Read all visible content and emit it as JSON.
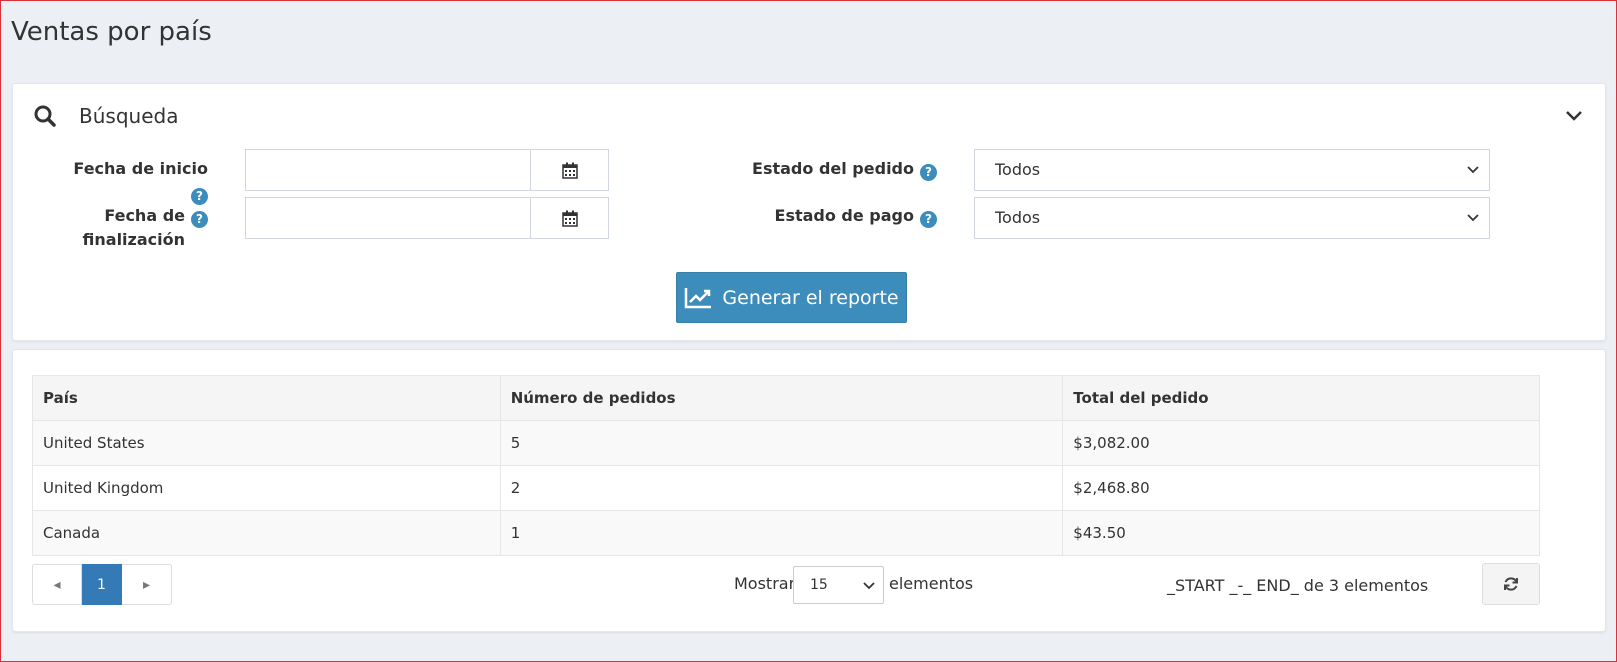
{
  "page": {
    "title": "Ventas por país"
  },
  "search": {
    "title": "Búsqueda",
    "start_date": {
      "label": "Fecha de inicio",
      "value": ""
    },
    "end_date": {
      "label_line1": "Fecha de",
      "label_line2": "finalización",
      "value": ""
    },
    "order_status": {
      "label": "Estado del pedido",
      "selected": "Todos"
    },
    "payment_status": {
      "label": "Estado de pago",
      "selected": "Todos"
    },
    "help_glyph": "?",
    "generate_button": "Generar el reporte"
  },
  "table": {
    "headers": [
      "País",
      "Número de pedidos",
      "Total del pedido"
    ],
    "rows": [
      [
        "United States",
        "5",
        "$3,082.00"
      ],
      [
        "United Kingdom",
        "2",
        "$2,468.80"
      ],
      [
        "Canada",
        "1",
        "$43.50"
      ]
    ]
  },
  "pagination": {
    "prev": "◂",
    "current_page": "1",
    "next": "▸",
    "show_label": "Mostrar",
    "page_size": "15",
    "elements_label": "elementos",
    "info": "_START _-_ END_ de 3 elementos"
  },
  "colors": {
    "accent": "#3c8dbc",
    "pager_active": "#337ab7"
  }
}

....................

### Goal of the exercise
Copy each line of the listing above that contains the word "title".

### Answer for this exercise
    "title": "Ventas por país"
    "title": "Búsqueda",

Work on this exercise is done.